It can’t be easy being Smino. He first hailed from the St. Louis and moved to Chicago a few years ago to pursue a rap career in what was quickly becoming a hot bed for new music, especially rap and R&B. In almost no time at all, his Zero Fatigue crew started picking up some serious recognition, complete with a feature in Pitchfork’s rising artist series. Keep in mind, all of this hype surrounding his fresh career was based off only a few massive singles, a smattering of EPs, and a couple of feature verses like the one on Noname’s “Shadow Man”. With all of that pressure, it must have been tough to finally release a full-length LP, especially one that spans over 18 tracks and clocks in at just over one hour in length.
Smino turned all of this pressure into musical gems, creating one of the most exciting local record debuts in years. It will likely go down in the history books with projects such as Noname’s “Telefone”, Mick Jenkin’s “The Water[s]”, and Chance’s “Acid Rap” though he is a St. Louis rapper through-and-through. Smino completely exceeded the expectations of me and many other hack music journalists, it’s amazing. In creating a completely unique sound and then shaping, wielding, and progressing that signature drawl on every track, Smino and his team, have turned each song into a unique listening experience. With this nearly flawless LP, he has delivered an extremely cohesive debut project, despite the fact that each track sounds completely different. The album has great sense of movement, in the literary world it would be considered a page-turner.

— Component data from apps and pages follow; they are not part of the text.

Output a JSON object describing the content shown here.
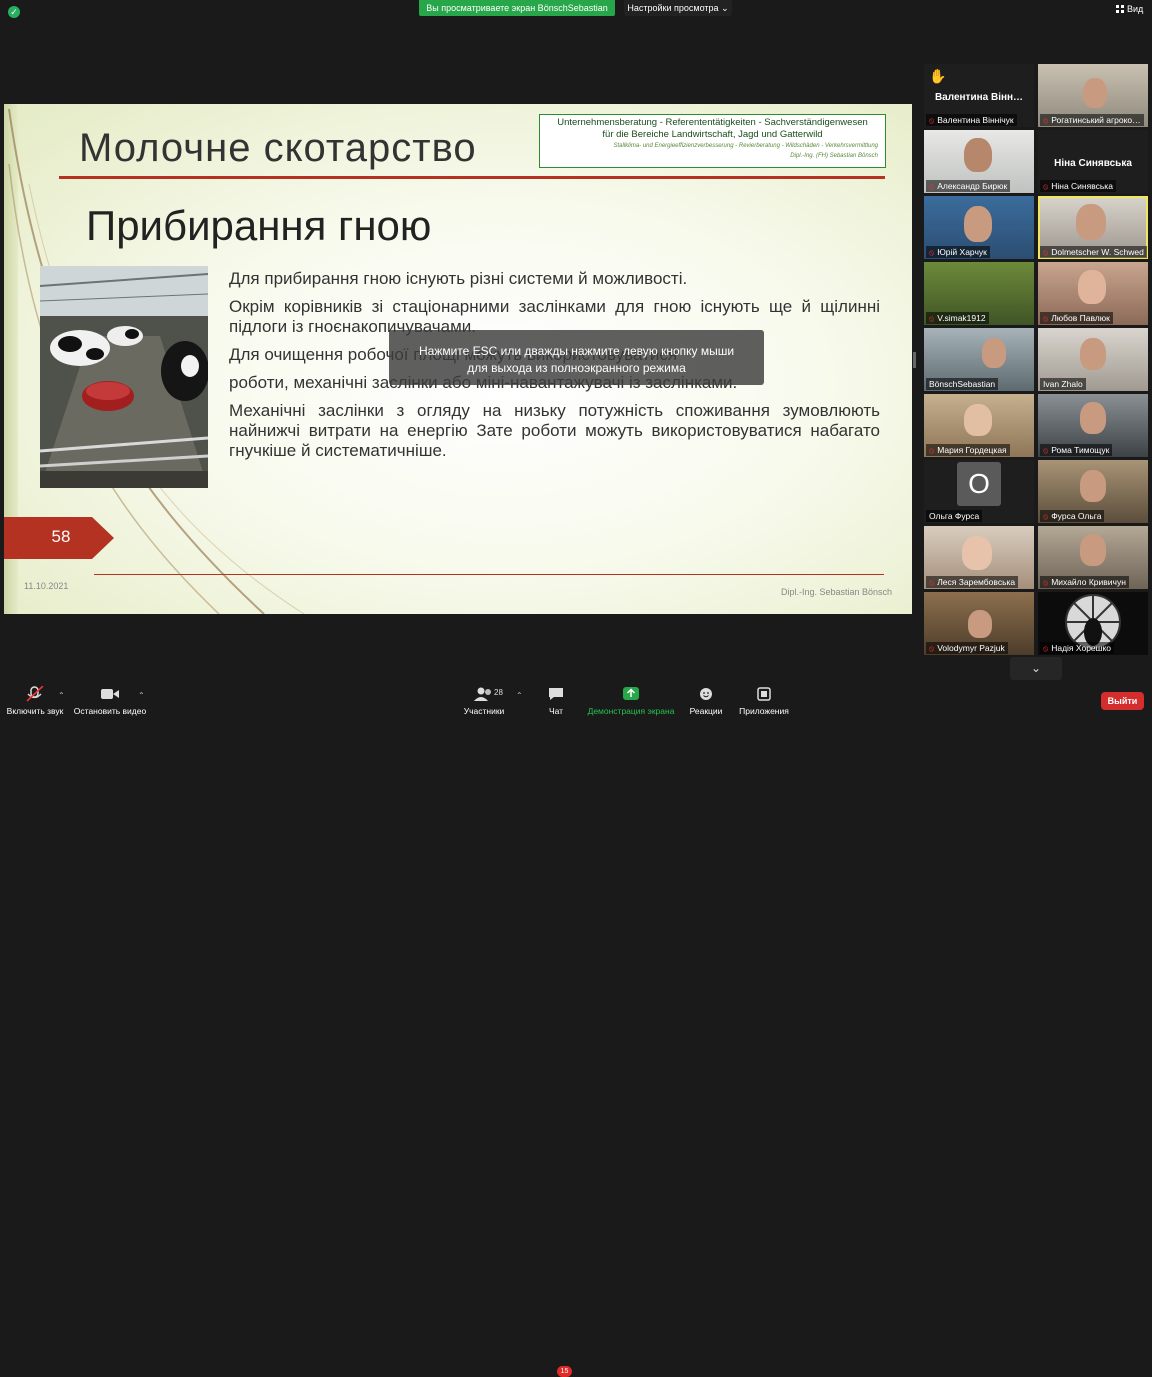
{
  "top": {
    "viewing_banner": "Вы просматриваете экран BönschSebastian",
    "view_options": "Настройки просмотра",
    "view_button": "Вид"
  },
  "slide": {
    "title": "Молочне скотарство",
    "logo_line1": "Unternehmensberatung  -  Referententätigkeiten  - Sachverständigenwesen",
    "logo_line2": "für die Bereiche Landwirtschaft, Jagd und Gatterwild",
    "logo_line3": "Stallklima- und Energieeffizienzverbesserung - Revierberatung - Wildschäden - Verkehrsvermittlung",
    "logo_line4": "Dipl.-Ing. (FH) Sebastian Bönsch",
    "subtitle": "Прибирання гною",
    "para1": "Для прибирання гною існують різні системи й можливості.",
    "para2": "Окрім корівників зі стаціонарними заслінками для гною існують ще й щілинні підлоги із гноєнакопичувачами.",
    "para3": "Для очищення робочої площі можуть використовуватися",
    "para4": "роботи, механічні заслінки або міні-навантажувачі із заслінками.",
    "para5": "Механічні заслінки з огляду на низьку потужність споживання зумовлюють найнижчі витрати на енергію Зате роботи можуть використовуватися набагато гнучкіше й систематичніше.",
    "number": "58",
    "date": "11.10.2021",
    "author": "Dipl.-Ing. Sebastian Bönsch"
  },
  "overlay": {
    "line1": "Нажмите ESC или дважды нажмите левую кнопку мыши",
    "line2": "для выхода из полноэкранного режима"
  },
  "participants": [
    {
      "name": "Валентина Віннічук",
      "big": "Валентина  Вінн…",
      "hand": "✋"
    },
    {
      "name": "Рогатинський агроко…"
    },
    {
      "name": "Александр Бирюк"
    },
    {
      "name": "Ніна Синявська",
      "big": "Ніна Синявська"
    },
    {
      "name": "Юрій Харчук"
    },
    {
      "name": "Dolmetscher W. Schwed"
    },
    {
      "name": "V.simak1912"
    },
    {
      "name": "Любов Павлюк"
    },
    {
      "name": "BönschSebastian"
    },
    {
      "name": "Ivan Zhalo"
    },
    {
      "name": "Мария Гордецкая"
    },
    {
      "name": "Рома Тимощук"
    },
    {
      "name": "Ольга Фурса",
      "big": "О"
    },
    {
      "name": "Фурса Ольга"
    },
    {
      "name": "Леся Зарембовська"
    },
    {
      "name": "Михайло Кривичун"
    },
    {
      "name": "Volodymyr Pazjuk"
    },
    {
      "name": "Надія Хорешко"
    }
  ],
  "toolbar": {
    "mute": "Включить звук",
    "video": "Остановить видео",
    "participants": "Участники",
    "participants_count": "28",
    "chat": "Чат",
    "chat_badge": "15",
    "share": "Демонстрация экрана",
    "reactions": "Реакции",
    "apps": "Приложения",
    "leave": "Выйти"
  },
  "colors": {
    "share_green": "#27a64a",
    "leave_red": "#d42d2d",
    "slide_accent": "#b33222",
    "active_speaker": "#f2e65f"
  }
}
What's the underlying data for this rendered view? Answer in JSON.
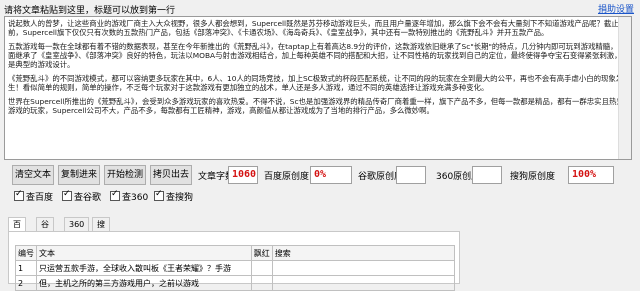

The first thing to keep in mind about this record is that it is long. Although there is an overwhelming amount of content to digest, take note that every song is jam-packed with substance. Being that there is so much going on throughout this record, it is going to take even the most experienced listener at least several listens to fully appreciate everything going on here. Not unlike some of the current kings of rap, i.e. Kendrick Lamar, Smino has a way with words that truly astounds listeners. Most of the punchlines heard on these tracks are worth rewinding, as they actually push beyond the clever double entendre into many-layered realms of meaning.
Smino has an endless supply of delivery methods, excelling in sing-song formats and in sporadic stanza. Lyrically, the things he says are so nuanced, it’s easy to miss what he says because the non-lyrical aspect of the music is so well-crafted. The production on the record is so consistent to the point that each track flows into the next, creating a ephemeral atmosphere of positive energy behind his effective vocabulary. This is one of those records where it is more difficult to figure out its flaws than it is to point out what the artist did right.
On the final track “Amphetamine” is perhaps some of the strongest work on an already phenomenal record. It begins with Smino questioning his place in life and where his career is headed, it rapidly changes halfway through into a mean lyrical piece, featuring verses from Noname, Zero Fatigue member Bari, and Jean Deaux, all of whom compliment each other generously. This song is not only one of the most ebullient tracks on the project, but also the perfect way to close “blkswn”. It begins with a reflection of Smino’s identity and ends with him flexing with his friends, a beautiful dichotomy. It’s impossible to classify this song as a touch-n-go buddy rap track, or a deeper intellectual rap song—because that’s the thing about Smi, he covers all of the bases.